In definition, a “playbill” is any written or printed poster that advertises a public performance; historically, playbills were long, narrow, single-sided posters that informed the viewer of the production’s title, location, and schedule. On Broadway, however, a Playbill is much more: it lists helpful information about the story with the audience, including the structure of scenes, songs, and intermissions, and the setting; it contains the full production “credits”, cataloging the large and varied community of people that come together to create a show; it includes features and interviews, offering readers the opportunity to learn more about Broadway and the theatre community. Even for the rare theatregoer who fails to open their Playbill, receiving one is important and exciting — because it’s a signal that they’re about to see a Broadway show.
Before Playbill, every theater was tasked with compiling an accurate program for each new production — a costly, time-consuming process. Frank Vincent Strauss offered a solution in 1884 by founding The New York Theater Program Corporation: the company created and provided monthly magazines, customized for each production. By 1918, the publication provided the programs for all Broadway productions, and in 1957, it adopted the iconic Playbill masthead. In the modern era, Playbill has expanded its services to theatres outside of New York and developed its popular Playbill.com website, allowing readers to peruse archives, job postings, theatre news, and engage with a community of fellow theatre-lovers.

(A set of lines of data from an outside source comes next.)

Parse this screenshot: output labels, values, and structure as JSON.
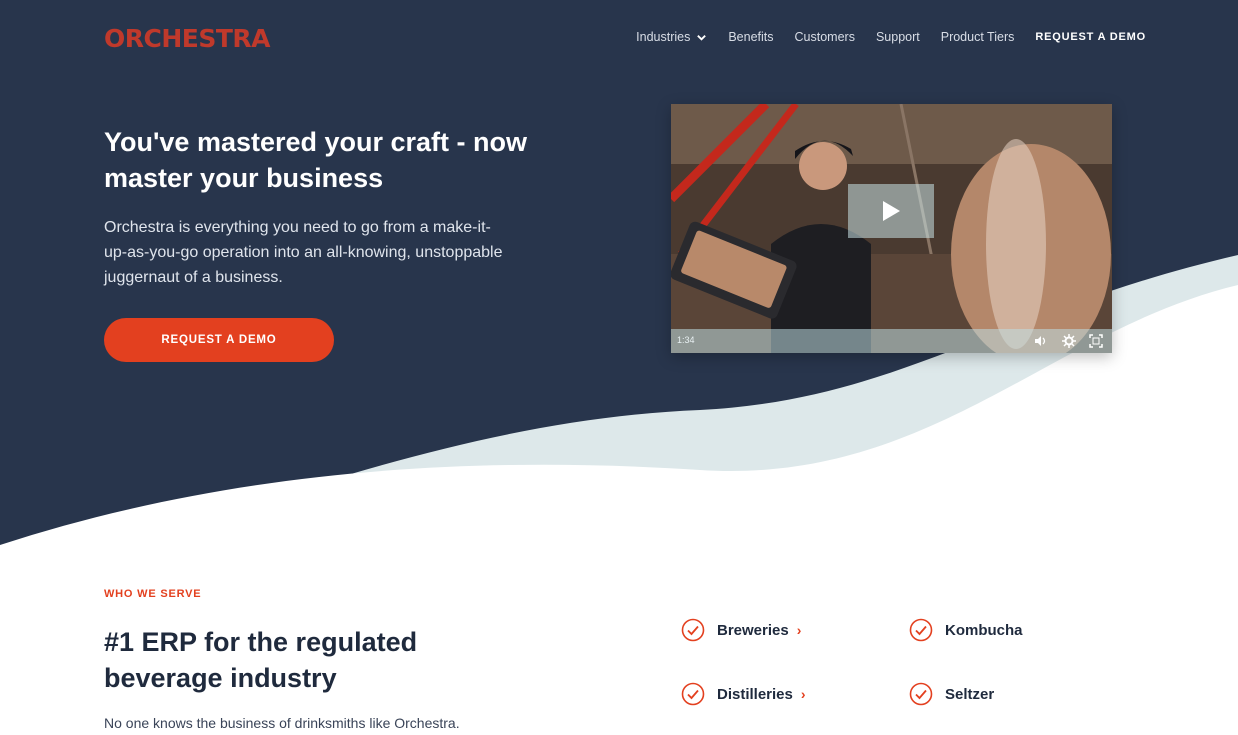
{
  "brand": {
    "logo": "ORCHESTRA",
    "accent": "#e3401f",
    "navy": "#28354c"
  },
  "nav": {
    "items": [
      "Industries",
      "Benefits",
      "Customers",
      "Support",
      "Product Tiers"
    ],
    "demo": "REQUEST A DEMO"
  },
  "hero": {
    "title": "You've mastered your craft - now master your business",
    "subtitle": "Orchestra is everything you need to go from a make-it-up-as-you-go operation into an all-knowing, unstoppable juggernaut of a business.",
    "cta": "REQUEST A DEMO"
  },
  "video": {
    "time": "1:34",
    "icons": [
      "play-icon",
      "volume-icon",
      "settings-icon",
      "fullscreen-icon"
    ]
  },
  "serve": {
    "eyebrow": "WHO WE SERVE",
    "title": "#1 ERP for the regulated beverage industry",
    "subtitle": "No one knows the business of drinksmiths like Orchestra.",
    "items": [
      {
        "label": "Breweries",
        "arrow": "›"
      },
      {
        "label": "Kombucha"
      },
      {
        "label": "Distilleries",
        "arrow": "›"
      },
      {
        "label": "Seltzer"
      }
    ]
  }
}
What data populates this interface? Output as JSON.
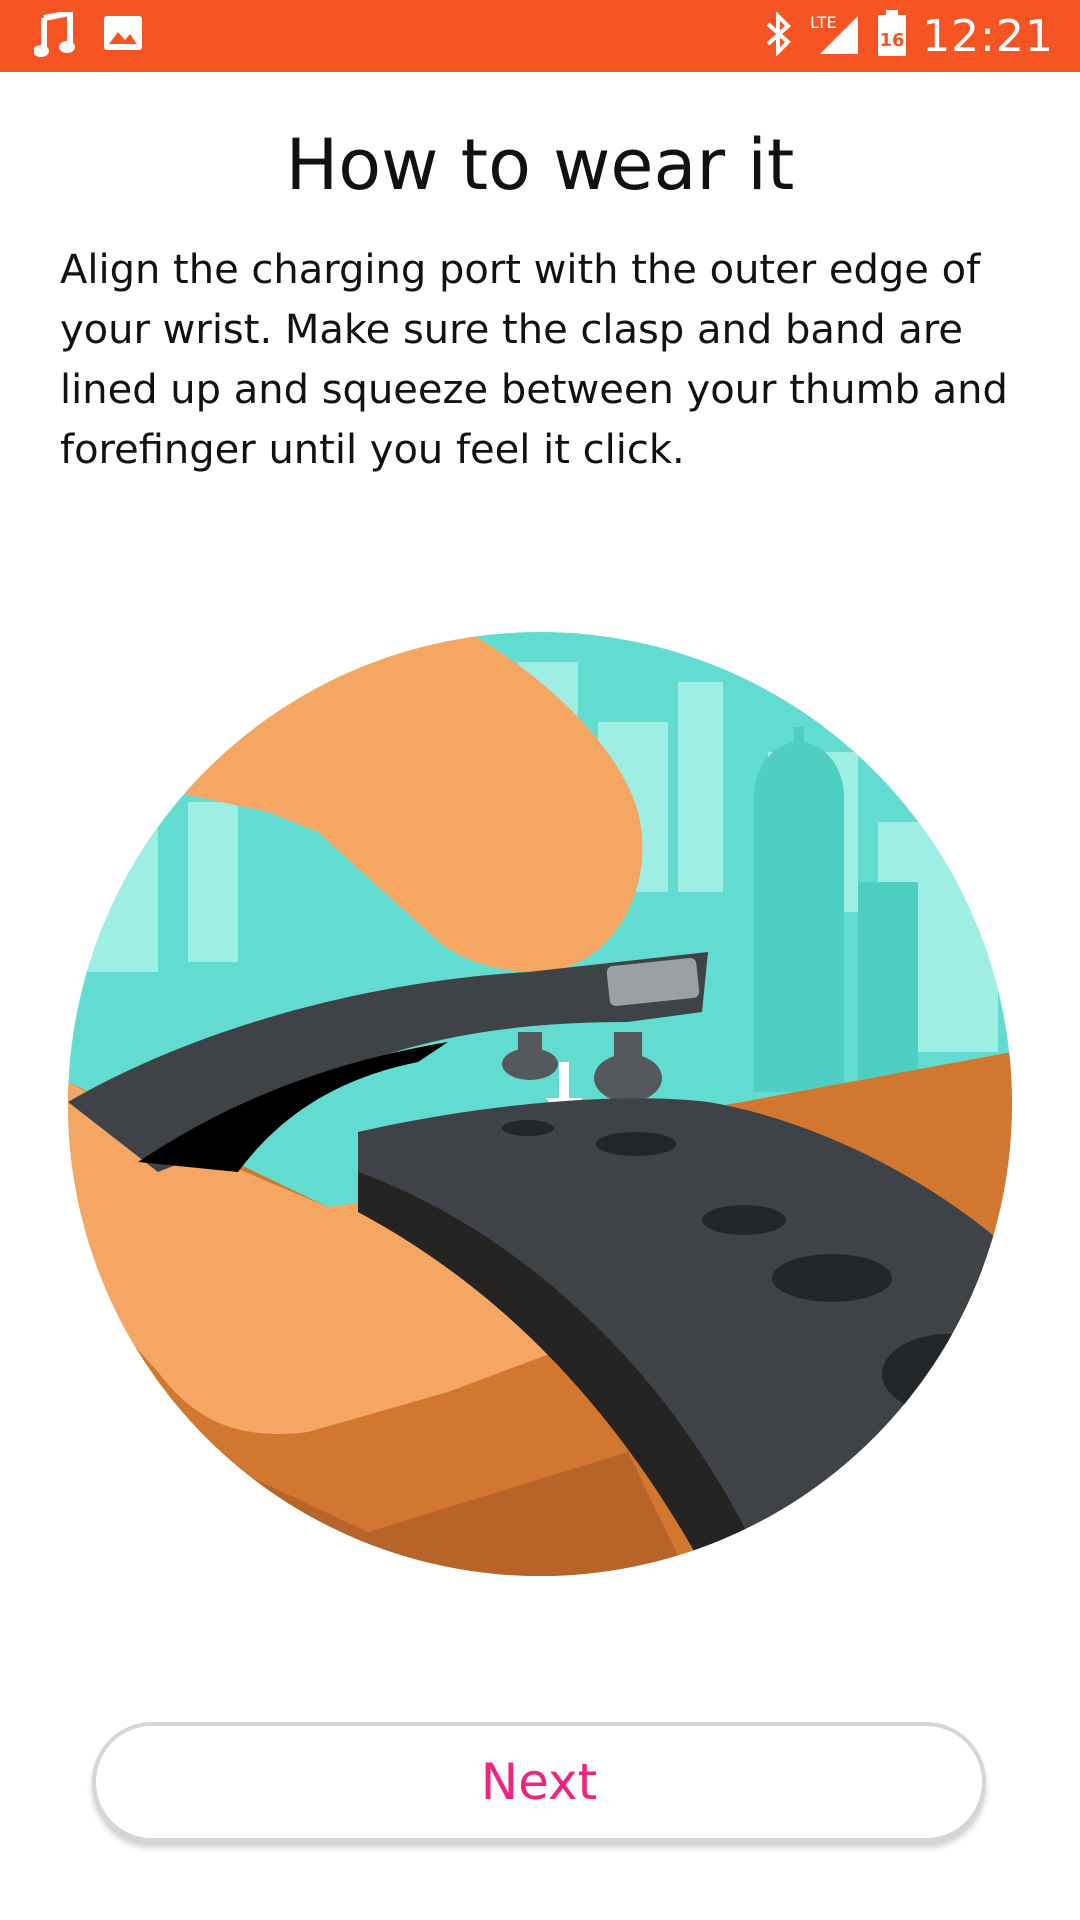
{
  "status_bar": {
    "time": "12:21",
    "battery_level": "16",
    "network": "LTE",
    "icons": [
      "music-note-icon",
      "image-icon",
      "bluetooth-icon",
      "lte-signal-icon",
      "battery-icon"
    ]
  },
  "page": {
    "title": "How to wear it",
    "description": "Align the charging port with the outer edge of your wrist. Make sure the clasp and band are lined up and squeeze between your thumb and forefinger until you feel it click."
  },
  "actions": {
    "next_label": "Next"
  },
  "colors": {
    "status_bar": "#f65423",
    "accent_text": "#f2237c",
    "sky": "#62dcd0",
    "skin": "#f4a662",
    "band": "#3f4347"
  }
}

For many, the enriching and thrilling “magic” of a theatrical experience is it’s ephemerality: it is intangible, live, and it vanishes as quickly as it was made before your eyes. No one can see the same show twice. At the end of the every Broadway show, the audience is left with only two things: their experience and their Playbill.